Fans add own scenes to fictional favorites
|News Media Commentary|
|Title:||Fans add own scenes to fictional favorites|
|Date(s):||22 February 2001|
|External Links:||reposted here; archive link|
|Click here for related articles on Fanlore.|
Fans add own scenes to fictional favorites is an article which tried to explain the popularity behind fan fiction. Published in 2001, it was a little behind the curve in the great rush of other journalists trying to do the same. This piece focused on fanfiction.net and in typical fashion, cherry-picked some odder examples of fanfic, calling them "highlights."
The X-Files agents find themselves lost in the nightmare world of The Matrix, Ally McBeal loses her brother to a predatory secretary, and Hogan's Heroes chief Nazi seeks deathbed absolution on a very special Touched By An Angel.
Sweeps week already?If only. These are just some of the strange story lines found on FanFiction.net, a site that whisks popular culture through the looking glass by allowing visitors to contribute original stories based on movies, TV shows, video games, even music groups.
With a few mouse clicks, one is liable to discover an original South Park episode in which the kids travel through time, new adventures based on the video game Quake, and Britney Spears' bitter lament over 'N Sync member Justin Timberlake.
Wait a minute. Britney and 'N Sync?
I have an acquaintance who writes 'N Sync (fan fiction), but she would regard their stage persona as characters, Savage says.Launched in 1998 by Los Angeles software designer Xing Li, FanFiction.net reads like the 21st century successor to the poetry slams of the Beat Generation. Encouragement comes in the form of short reviews, usually positive, that visitors submit after reading a story.
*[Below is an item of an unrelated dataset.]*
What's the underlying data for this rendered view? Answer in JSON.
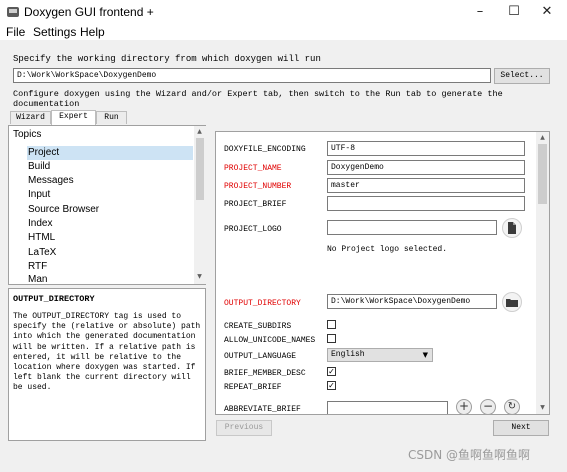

"It's like the adult version of when kids play at being TV characters," explains Steven Savage, 32, of Columbus, Ohio, who writes a column for FanFiction.net, in addition to doing programming for the site. The stories, he says, are an example of what can happen "when people really care about something."